Earthquakes are the shaking, rolling or sudden shock of the earth’s surface. More than million earthquakes rattle the world each year.


Earthquakes can be felt over large areas although they usually last less than one minute. Earthquakes cannot be predicted - although scientists are working on it!

There are about 20 plates along the surface of the earth that move continuously and slowly past each other. As the plates move they put forces on themselves and each other.

When the force is large enough, the crust is forced to break. When the break occurs, the stress is released as energy which moves through the Earth in the form of waves, which we feel and call an earthquake.

Interesting facts about earthquakes!Click to read  

80% of the world’s earthquakes happen in the Pacific Ocean near Japan in a place called the ‘Ring of Fire’.
Sadly about 10,000 people die in earthquakes each year. Most of the deaths are when people are trapped in falling buildings.
The largest earthquake ever recorded in the world was in Chile in 1960. It measured a 9.6 on the Richter Scale.
They can cause huge waves in the ocean called tsunamis. Earthquakes can happen in any kind of weather.
Alaska is the most seismically active state and has larger earthquakes than California.
How to react in case of earthquake in home or school

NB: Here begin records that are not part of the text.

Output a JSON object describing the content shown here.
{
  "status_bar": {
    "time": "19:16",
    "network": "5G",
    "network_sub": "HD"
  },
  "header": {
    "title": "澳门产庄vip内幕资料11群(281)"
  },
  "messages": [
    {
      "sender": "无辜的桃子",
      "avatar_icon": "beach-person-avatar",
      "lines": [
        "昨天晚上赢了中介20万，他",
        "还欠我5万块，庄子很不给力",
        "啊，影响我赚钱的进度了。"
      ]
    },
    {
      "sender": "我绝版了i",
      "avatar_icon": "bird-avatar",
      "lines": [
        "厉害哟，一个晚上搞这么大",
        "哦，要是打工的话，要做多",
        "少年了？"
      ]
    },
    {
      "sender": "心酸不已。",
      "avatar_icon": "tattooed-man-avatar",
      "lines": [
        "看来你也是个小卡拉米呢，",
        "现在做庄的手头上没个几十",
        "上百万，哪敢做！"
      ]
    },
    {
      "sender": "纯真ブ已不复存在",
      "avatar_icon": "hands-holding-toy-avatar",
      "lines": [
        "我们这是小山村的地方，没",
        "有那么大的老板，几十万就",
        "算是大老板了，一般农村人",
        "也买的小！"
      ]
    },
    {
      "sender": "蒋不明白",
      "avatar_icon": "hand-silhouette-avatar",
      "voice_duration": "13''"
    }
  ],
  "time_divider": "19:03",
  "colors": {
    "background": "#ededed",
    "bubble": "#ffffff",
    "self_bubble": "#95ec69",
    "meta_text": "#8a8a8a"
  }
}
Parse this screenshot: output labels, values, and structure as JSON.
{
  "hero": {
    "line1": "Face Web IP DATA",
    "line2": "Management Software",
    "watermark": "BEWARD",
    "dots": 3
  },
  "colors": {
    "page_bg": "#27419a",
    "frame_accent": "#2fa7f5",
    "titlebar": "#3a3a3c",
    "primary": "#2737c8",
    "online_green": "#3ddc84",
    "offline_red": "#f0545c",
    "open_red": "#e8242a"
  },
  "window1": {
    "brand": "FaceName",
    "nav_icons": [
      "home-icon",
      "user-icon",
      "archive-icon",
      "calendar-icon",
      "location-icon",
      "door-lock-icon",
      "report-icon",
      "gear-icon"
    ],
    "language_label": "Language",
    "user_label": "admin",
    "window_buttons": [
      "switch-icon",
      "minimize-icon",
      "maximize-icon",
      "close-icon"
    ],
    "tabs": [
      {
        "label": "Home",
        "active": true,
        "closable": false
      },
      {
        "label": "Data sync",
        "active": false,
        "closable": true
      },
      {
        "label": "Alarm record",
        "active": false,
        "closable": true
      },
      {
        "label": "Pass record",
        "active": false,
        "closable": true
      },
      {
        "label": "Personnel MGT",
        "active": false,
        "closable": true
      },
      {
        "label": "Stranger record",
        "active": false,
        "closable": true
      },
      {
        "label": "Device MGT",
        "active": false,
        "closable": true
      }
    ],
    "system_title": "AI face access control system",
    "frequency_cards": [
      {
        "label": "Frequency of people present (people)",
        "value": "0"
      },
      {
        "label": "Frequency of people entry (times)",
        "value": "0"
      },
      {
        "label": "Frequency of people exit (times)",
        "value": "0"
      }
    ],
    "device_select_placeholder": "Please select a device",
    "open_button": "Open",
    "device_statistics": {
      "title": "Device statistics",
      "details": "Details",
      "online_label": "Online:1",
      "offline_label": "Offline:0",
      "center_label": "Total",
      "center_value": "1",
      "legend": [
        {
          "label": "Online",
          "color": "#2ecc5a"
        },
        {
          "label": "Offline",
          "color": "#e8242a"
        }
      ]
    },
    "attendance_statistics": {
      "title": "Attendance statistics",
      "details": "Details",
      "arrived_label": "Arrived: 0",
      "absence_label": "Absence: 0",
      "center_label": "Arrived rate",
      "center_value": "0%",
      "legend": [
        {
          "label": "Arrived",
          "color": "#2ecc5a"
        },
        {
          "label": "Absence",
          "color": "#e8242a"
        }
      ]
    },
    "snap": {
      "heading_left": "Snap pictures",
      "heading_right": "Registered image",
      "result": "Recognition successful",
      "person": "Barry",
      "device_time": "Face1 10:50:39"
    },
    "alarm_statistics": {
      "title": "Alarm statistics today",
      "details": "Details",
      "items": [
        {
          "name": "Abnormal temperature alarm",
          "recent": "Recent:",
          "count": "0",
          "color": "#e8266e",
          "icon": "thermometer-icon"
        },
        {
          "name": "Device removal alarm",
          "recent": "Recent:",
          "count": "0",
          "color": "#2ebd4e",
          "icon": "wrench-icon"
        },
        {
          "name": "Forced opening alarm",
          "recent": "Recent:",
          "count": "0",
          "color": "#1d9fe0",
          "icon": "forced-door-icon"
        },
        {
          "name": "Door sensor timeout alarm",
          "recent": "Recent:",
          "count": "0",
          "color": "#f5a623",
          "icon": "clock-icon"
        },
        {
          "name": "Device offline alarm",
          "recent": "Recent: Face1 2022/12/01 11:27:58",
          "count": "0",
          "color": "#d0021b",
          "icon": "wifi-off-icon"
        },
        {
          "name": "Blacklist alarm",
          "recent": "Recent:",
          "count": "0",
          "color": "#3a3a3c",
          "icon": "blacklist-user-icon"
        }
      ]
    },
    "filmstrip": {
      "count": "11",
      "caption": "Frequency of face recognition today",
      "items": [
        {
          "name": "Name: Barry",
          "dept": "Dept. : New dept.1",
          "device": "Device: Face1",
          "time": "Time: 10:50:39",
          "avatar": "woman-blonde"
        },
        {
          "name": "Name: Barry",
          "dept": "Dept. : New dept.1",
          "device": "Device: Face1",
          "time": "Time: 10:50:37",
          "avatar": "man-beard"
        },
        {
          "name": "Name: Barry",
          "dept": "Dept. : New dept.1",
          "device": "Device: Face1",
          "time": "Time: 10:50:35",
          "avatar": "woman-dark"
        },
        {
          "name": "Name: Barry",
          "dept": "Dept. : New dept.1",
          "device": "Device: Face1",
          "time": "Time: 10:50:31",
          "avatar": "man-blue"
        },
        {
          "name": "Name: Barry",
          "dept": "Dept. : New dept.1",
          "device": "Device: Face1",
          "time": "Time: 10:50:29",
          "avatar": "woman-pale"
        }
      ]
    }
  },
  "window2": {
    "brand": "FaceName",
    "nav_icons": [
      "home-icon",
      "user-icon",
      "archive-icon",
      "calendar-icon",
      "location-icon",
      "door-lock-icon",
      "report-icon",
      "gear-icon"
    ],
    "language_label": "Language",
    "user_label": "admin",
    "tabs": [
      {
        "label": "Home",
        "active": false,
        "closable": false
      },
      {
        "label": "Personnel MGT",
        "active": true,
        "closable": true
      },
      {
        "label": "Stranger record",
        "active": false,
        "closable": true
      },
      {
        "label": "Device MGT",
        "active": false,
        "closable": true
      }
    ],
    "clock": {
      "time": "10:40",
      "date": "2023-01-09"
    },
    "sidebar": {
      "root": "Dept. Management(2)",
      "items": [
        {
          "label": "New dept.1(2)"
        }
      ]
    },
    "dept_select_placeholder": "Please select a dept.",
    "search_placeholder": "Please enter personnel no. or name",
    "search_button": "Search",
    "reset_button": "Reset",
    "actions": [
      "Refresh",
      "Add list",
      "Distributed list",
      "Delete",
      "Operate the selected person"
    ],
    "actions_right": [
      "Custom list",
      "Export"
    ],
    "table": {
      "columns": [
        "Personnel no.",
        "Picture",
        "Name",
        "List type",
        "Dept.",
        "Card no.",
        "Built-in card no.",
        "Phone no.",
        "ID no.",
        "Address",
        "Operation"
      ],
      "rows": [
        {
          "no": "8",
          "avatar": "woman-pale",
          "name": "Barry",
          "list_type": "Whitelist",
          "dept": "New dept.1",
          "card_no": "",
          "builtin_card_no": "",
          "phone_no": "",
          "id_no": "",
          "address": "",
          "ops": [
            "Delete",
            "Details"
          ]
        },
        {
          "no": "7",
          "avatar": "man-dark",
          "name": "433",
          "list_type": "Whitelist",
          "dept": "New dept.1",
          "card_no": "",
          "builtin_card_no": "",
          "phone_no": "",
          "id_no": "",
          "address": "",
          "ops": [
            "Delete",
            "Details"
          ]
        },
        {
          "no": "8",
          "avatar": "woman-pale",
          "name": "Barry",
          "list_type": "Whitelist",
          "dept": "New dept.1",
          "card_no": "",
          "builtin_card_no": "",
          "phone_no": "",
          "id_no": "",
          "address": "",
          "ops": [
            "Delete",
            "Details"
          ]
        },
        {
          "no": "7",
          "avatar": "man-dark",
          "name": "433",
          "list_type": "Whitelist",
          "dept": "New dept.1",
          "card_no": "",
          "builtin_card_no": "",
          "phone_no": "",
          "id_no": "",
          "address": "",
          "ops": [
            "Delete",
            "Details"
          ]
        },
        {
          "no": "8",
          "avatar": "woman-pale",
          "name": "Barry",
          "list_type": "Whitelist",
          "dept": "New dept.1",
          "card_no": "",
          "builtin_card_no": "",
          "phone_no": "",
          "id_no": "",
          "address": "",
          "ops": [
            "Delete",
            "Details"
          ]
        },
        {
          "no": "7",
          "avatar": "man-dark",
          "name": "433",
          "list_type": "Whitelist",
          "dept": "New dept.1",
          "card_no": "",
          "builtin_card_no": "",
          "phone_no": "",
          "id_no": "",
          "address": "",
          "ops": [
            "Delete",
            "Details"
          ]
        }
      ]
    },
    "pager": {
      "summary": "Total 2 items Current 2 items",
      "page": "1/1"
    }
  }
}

Earthquake preparation (before, during and after)Click to read  
Earthquake preparedness kitClick to read  
Seven steps to earthquake safetyClick to read  
Earthquake safety tipsClick to read  
How to react during earthquakes

Earthquake preparations for childrenClick to read  
Earthquake preparations for persons with special needsClick to read  
Check List

Check List 1Click to read  

Checklist 1. Have on Hand for Any Emergency Ideas for Home, Workplace, and Car

Because you don’t know where you will be when an earthquake occurs, prepare a Disaster Supplies Kit for your home, workplace, and car.


•  Choose salt-free crackers, whole grain cereals, and canned goods with high liquid content.

• Stock foods that do not require refrigeration, cooking, water, or special preparation.

• Remember to include foods for infants and those with special dietary needs


Flashlights and spare batteries.

Keep a flashlight beside your bed, at your place of work, and in your car. Do not use matches or candles after an earthquake.





Store at least 4 liters of water per person per day and be prepared for at least a 72-hour period. A normally active person needs at least a ½ gallon of water daily just for drinking.




Portable, battery-powered radio or television and spare batteries.




First aid kit and manual.





Fire extinguishers. Keep a fire extinguisher at home and in your car. 



Special needs.

Keep a supply of special needs items, such as medications, extra eyeglasses, contact lens solutions, hearing aid batteries, items for infants (formula, diapers, bottles, and pacifiers), sanitation and hygiene items (moist towelettes and toilet paper), and any other items unique to your family’s needs.




Prepare customized emergency plans for people with disabilities in advance.







Tools. In addition to a pipe wrench and crescent/adjustable wrench (for turning off gas and water valves), you should have a lighter, a supply of matches in a waterproof container, and a whistle for signaling rescue workers.




Important papers and cash. Be sure to have a supply of cash for use if ATMs, banks, and credit card systems are not operating. 




Clothes. If you live in a cold climate, you must think about warmth because you might not have heat after an earthquake.  Think about your clothing and bedding supplies.





Pet needs. Identify a shelter area for your pet, gather the necessary supplies, ensure that your pet has proper ID and up-to-date veterinarian records.

Check List 2Click to read  

Checklist2: When the Ground Stops Shaking


Check for Injuries. 





Check for fires, if possible, put out small fires.





Check electrical power, if there is damage to your home’s electrical wiring, switch off electrical power. If the situation is unsafe, leave your home and seek help.





Check the building for cracks and damage, particularly around chimneys and masonry walls.